Over the next few weeks, the sea yielded up the victims. Part of the wreckage was washed ashore and the first bodies – those of Melvin Young and David Horsfall – floated up on 29 May. They were buried in the General Cemetery at Bergen two days later, and were joined by the bodies of the other five which were washed up over the next thirteen days.

The 617 Squadron Netherlands Aircrew Memorial Foundation has now been formally established to commemorate all members of 617 Squadron who lost their lives in the war. As part of this work, the Foundation plans to erect a memorial plaque to the crew of AJ-A on the seafront at Castricum-aan-Zee, which they are hoping to unveil at the time of the 75th anniversary of the crew’s burial in Bergen cemetery in late May 2018. Members of the families of the crew of AJ-A have already said that they hope to be present for this occasion.

The cost of this project is estimated to be in the region of €3500-4000. If you would like to make a donation to the Foundation to help pay for the memorial, you can do so using the PayPal link below. (You don’t need to have a PayPal account in order to make a payment – any credit card can be used.) Your donation will be gratefully received and will be acknowledged at the unveiling ceremony.



 

Dambuster mothers identified

Premiere mothers
Thanks to Alex Bateman, I’m now able to list the mother of four of the Dams Raid aircrew who attended the Premiere of The Dam Busters and were presented to Princess Margaret. They appear in the Pathé News report of the occasion.
The mothers are: top left, Mrs Florence Hatton, mother of Bill Hatton; top right, Mrs Nellie Knight, mother of Les Knight; bottom left, Mrs Dorcas Roberts, mother of Charlie Roberts; bottom right, Mrs Elizabeth Nicholson, mother of Vivian Nicholson.

Dambuster of the Day No. 24: Charles Roberts

Flt Sgt C W Roberts
Navigator
Lancaster serial number: ED887/G
Call sign: AJ-A
First wave. Fourth aircraft to attack Möhne Dam. Mine dropped accurately, causing small breach. Aircraft shot down on return flight.

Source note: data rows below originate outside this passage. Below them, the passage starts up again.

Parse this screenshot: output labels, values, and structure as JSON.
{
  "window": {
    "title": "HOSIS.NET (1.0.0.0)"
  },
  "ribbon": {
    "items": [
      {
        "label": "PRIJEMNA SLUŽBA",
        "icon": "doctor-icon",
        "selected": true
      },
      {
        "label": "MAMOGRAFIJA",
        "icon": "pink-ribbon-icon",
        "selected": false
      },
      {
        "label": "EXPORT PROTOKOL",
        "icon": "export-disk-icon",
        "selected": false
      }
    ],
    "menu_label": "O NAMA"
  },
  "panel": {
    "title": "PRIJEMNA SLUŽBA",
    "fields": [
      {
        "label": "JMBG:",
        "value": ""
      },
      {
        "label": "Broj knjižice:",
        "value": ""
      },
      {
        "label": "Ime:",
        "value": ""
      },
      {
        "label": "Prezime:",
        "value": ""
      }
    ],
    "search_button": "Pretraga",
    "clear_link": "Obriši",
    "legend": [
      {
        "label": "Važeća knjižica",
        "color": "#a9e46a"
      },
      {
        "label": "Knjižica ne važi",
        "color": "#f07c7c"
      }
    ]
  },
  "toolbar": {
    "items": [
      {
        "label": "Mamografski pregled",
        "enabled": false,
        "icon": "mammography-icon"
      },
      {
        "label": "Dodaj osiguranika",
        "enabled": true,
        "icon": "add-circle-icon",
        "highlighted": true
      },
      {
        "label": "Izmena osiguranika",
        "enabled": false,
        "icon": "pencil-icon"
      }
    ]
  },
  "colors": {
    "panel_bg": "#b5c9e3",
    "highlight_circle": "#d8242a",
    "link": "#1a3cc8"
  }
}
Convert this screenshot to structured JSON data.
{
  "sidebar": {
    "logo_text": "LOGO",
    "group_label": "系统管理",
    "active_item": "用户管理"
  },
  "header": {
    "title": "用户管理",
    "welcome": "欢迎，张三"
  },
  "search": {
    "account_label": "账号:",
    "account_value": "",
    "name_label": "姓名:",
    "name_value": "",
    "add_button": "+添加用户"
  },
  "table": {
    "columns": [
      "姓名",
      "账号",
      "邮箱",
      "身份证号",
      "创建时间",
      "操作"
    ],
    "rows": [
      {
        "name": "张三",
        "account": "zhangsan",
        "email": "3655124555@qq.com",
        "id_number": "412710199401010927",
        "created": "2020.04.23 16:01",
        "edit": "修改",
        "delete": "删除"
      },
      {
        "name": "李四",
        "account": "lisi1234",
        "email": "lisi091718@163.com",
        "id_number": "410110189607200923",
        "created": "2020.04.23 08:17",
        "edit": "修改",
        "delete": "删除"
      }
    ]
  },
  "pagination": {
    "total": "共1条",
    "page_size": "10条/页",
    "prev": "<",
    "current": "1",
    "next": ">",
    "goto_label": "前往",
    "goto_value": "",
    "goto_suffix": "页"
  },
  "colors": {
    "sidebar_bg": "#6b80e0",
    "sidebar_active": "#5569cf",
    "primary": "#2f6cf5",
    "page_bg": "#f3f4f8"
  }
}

Charles Walpole Roberts was born on 19 January 1921 in Northrepps, a village near Cromer in Norfolk. He was the only son of Charles Augustus and Dorcas Roberts. Their marriage broke down when he was very young, and his father moved to Devon. Roberts was brought up by his mother and grandmother, educated at the village school before entering the nearby Paston School, famous as the alma mater of Lord Nelson.
Roberts enrolled in the RAF in 1940, and was selected for training as a pilot. He was sent out to Rhodesia for training at an Elementary Flying Training School. Like many would-be pilots, he ended up qualifying as a navigator.
He then crewed up with Lawrence Nichols and John Beesley in 10 Operational Training Unit at RAF Abingdon in July 1942. The crew was skippered by Graham Bower. On 10 and 13 September, Roberts flew on two operations with Bower, trips to Düsseldorf and Bremen. The crew moved on to 1660 Conversion Unit later that year. Although the crew took part in a raid on Berlin on 16 January 1943, after Bower’s departure, Roberts was replaced as navigator by an instructor, Flt Lt V. Blair. Melvin Young joined the Conversion Unit later, in early March, and took over the old Bower crew there.
The full crew were then transferred to 57 Squadron at Scampton on 13 March. On 25 March, they were all reposted to the new 617 Squadron.
Roberts was one of the most inexperienced navigators to fly on the Dams Raid, but he acquitted himself well on the flight to the Möhne Dam, as the trio of Young, Maltby and Shannon maintained formation throughout the trip. Roberts was engaged to Irene Mountney, a WAAF who worked at Scampton packing parachutes.
AJ-A was shot down at the last moment of danger shortly after they had passed over the Dutch coast. On 19 May, Charles Roberts’s body was the first of those of the crew of AJ-A to be washed ashore, and he was buried two days later in Bergen General Cemetery.

More about Roberts online:
Commonwealth War Graves Commission

KIA 17 May 1943.

Rank and decorations as of 16 May 1943.
Sources: Arthur Thorning, The Dambuster who Cracked the Dam, Pen and Sword 2008
Richard Morris, Guy Gibson, Penguin 1995
John Sweetman, The Dambusters Raid, Cassel 2002

Further information about Charles Roberts and the other 132 men who flew on the Dams Raid can be found in my book The Complete Dambusters, published by History Press in 2018.